■ Task instructions ■
Every line of the data that includes "discount" should be copied out.
#### Task data ####
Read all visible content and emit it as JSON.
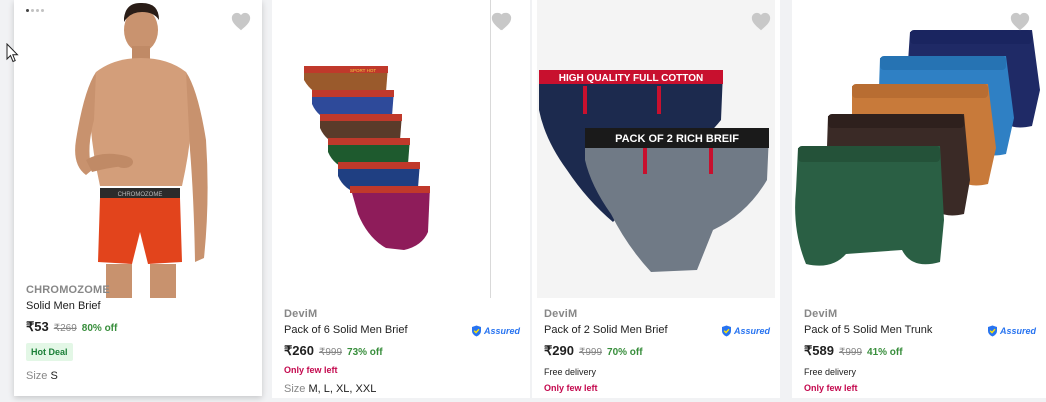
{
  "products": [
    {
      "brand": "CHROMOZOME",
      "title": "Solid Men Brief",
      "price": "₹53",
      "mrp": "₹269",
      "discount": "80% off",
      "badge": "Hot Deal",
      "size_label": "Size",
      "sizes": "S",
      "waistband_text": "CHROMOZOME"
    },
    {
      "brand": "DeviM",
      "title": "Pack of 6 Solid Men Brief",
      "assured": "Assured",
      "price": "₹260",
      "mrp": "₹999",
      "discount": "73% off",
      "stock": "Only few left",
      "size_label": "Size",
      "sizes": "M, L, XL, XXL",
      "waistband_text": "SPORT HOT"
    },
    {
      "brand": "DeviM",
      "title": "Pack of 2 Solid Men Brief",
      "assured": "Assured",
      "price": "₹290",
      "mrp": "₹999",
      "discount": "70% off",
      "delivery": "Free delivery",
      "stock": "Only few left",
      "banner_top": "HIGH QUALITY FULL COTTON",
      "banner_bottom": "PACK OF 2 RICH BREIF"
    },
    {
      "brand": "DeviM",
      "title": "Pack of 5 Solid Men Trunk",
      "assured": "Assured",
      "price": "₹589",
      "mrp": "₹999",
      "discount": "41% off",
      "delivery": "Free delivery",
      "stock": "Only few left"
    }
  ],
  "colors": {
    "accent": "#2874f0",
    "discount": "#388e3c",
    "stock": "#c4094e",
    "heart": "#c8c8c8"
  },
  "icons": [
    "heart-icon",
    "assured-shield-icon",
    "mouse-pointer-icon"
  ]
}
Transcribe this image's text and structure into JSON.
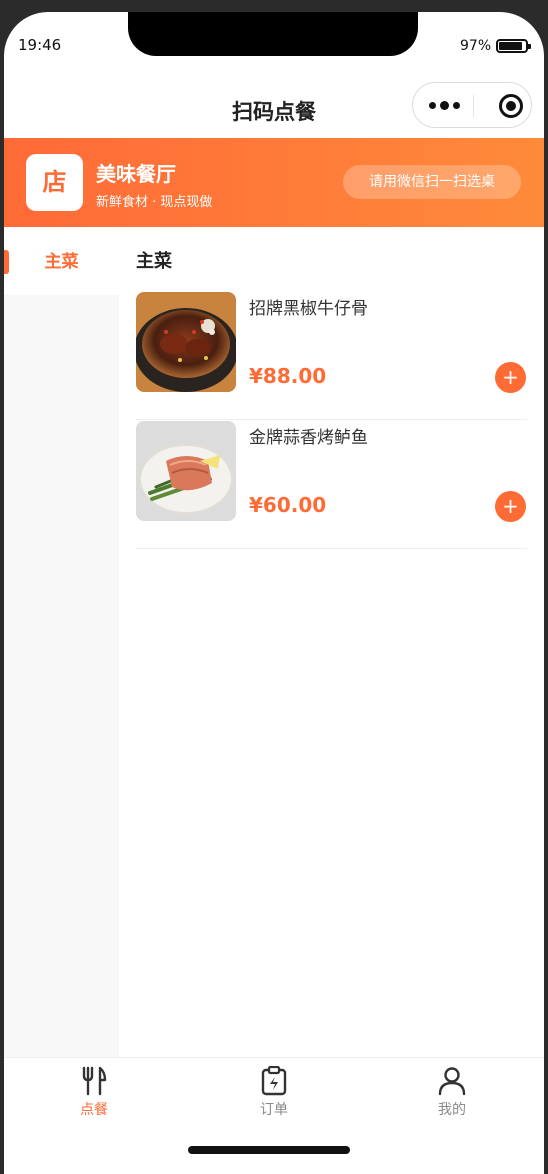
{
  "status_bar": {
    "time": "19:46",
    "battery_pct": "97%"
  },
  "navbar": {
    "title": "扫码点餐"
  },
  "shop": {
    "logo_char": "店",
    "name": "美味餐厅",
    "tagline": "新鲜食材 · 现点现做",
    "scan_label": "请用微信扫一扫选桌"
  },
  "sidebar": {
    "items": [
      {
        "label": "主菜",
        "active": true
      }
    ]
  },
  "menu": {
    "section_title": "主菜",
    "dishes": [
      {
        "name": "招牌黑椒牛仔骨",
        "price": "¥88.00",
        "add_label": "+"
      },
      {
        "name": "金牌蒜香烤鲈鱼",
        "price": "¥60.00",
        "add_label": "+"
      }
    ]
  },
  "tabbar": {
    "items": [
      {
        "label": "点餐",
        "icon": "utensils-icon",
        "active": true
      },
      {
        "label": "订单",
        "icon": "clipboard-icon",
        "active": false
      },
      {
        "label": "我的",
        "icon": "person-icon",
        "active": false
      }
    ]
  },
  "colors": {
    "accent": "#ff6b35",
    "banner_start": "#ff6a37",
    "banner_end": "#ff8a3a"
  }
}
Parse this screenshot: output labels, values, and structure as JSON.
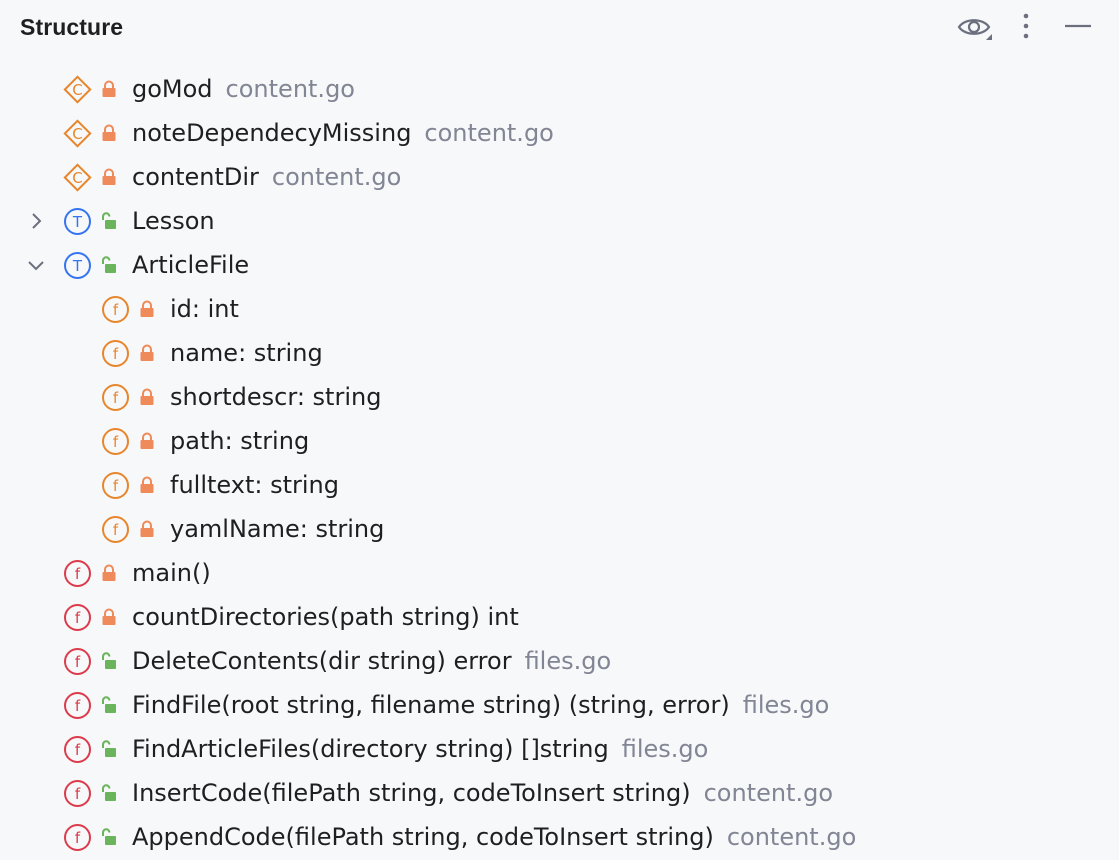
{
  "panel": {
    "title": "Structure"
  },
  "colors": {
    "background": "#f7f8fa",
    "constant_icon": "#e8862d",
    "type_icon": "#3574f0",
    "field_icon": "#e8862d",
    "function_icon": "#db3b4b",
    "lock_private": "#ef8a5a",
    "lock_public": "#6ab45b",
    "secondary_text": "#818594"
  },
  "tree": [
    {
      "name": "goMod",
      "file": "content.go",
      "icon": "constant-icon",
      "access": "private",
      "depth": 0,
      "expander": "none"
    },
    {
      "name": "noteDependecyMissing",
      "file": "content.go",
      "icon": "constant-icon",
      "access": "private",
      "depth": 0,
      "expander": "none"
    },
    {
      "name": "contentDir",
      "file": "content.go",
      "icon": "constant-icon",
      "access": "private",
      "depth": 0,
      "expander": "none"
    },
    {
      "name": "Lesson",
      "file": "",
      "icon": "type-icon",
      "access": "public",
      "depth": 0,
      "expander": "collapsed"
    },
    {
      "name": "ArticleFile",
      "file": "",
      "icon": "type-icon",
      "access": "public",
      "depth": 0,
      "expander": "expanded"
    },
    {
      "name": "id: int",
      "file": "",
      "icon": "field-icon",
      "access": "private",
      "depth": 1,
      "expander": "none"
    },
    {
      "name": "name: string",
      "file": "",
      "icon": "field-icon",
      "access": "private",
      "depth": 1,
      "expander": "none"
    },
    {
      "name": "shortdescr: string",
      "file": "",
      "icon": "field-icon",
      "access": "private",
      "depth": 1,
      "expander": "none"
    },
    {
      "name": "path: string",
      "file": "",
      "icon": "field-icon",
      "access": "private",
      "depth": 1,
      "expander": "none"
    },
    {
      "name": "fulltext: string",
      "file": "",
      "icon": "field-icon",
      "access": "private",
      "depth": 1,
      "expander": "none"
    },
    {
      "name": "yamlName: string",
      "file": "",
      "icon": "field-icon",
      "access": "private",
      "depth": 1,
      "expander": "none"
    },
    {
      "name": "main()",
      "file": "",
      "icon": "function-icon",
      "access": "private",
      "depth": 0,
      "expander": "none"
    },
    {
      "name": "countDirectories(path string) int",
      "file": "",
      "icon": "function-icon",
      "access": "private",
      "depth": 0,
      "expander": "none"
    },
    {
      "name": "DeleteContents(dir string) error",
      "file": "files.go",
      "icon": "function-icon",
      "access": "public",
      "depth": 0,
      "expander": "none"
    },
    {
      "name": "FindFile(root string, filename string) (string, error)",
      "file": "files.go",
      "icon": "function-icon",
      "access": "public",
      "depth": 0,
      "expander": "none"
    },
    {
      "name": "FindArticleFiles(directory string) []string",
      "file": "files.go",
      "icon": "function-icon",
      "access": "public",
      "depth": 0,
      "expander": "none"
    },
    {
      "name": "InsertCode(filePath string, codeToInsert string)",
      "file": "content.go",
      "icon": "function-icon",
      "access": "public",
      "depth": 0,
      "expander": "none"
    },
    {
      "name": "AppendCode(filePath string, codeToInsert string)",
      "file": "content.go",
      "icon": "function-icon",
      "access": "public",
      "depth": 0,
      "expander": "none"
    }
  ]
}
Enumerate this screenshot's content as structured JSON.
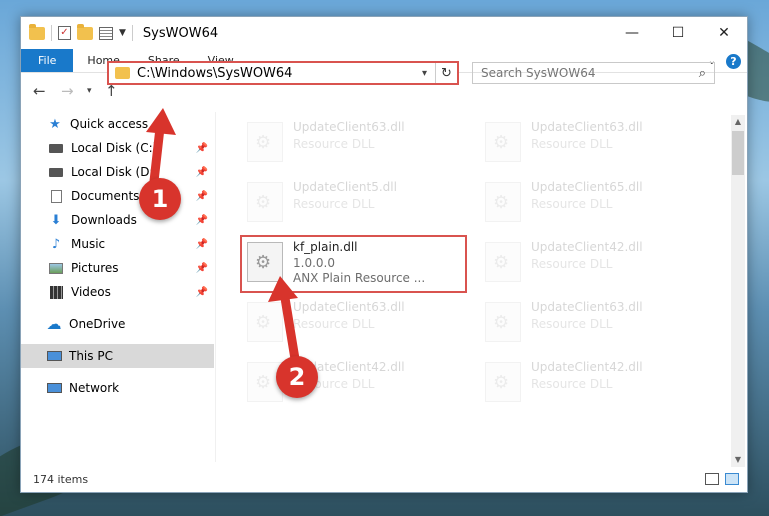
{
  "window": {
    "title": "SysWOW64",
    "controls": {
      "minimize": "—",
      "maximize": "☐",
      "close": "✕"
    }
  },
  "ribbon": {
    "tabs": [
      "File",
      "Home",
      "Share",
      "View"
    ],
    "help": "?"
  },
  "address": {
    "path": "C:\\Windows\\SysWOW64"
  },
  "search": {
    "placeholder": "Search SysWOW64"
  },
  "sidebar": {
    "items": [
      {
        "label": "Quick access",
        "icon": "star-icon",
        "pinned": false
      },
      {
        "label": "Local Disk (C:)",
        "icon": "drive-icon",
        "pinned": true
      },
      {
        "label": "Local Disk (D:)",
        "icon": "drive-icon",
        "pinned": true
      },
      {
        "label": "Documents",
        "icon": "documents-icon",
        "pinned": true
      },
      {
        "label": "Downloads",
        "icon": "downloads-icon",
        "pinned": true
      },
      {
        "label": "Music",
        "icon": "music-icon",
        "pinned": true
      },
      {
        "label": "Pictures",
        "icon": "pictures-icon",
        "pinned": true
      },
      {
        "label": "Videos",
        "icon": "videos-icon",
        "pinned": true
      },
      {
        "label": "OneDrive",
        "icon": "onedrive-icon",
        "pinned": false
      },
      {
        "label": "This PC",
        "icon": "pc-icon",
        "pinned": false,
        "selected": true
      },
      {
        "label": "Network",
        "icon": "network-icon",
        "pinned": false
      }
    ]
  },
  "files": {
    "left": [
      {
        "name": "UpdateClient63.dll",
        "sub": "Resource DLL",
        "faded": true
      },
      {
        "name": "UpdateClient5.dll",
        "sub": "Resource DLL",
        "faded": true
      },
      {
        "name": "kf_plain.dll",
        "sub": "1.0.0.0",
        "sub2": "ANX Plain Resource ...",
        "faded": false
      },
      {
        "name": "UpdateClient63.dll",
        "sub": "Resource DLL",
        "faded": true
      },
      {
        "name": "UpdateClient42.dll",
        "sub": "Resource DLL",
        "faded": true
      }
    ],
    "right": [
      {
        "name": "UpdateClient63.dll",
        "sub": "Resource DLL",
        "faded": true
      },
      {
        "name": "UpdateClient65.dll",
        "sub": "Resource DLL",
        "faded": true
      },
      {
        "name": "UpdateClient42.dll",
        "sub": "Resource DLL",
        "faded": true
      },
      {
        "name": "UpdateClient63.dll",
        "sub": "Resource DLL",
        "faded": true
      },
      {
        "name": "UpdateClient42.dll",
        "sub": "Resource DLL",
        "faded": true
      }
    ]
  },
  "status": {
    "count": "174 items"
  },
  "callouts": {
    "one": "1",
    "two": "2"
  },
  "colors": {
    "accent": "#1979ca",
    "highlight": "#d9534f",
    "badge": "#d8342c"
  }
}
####
■ Result ■
      "discount": "80% off",
      "discount": "73% off",
      "discount": "70% off",
      "discount": "41% off",
    "discount": "#388e3c",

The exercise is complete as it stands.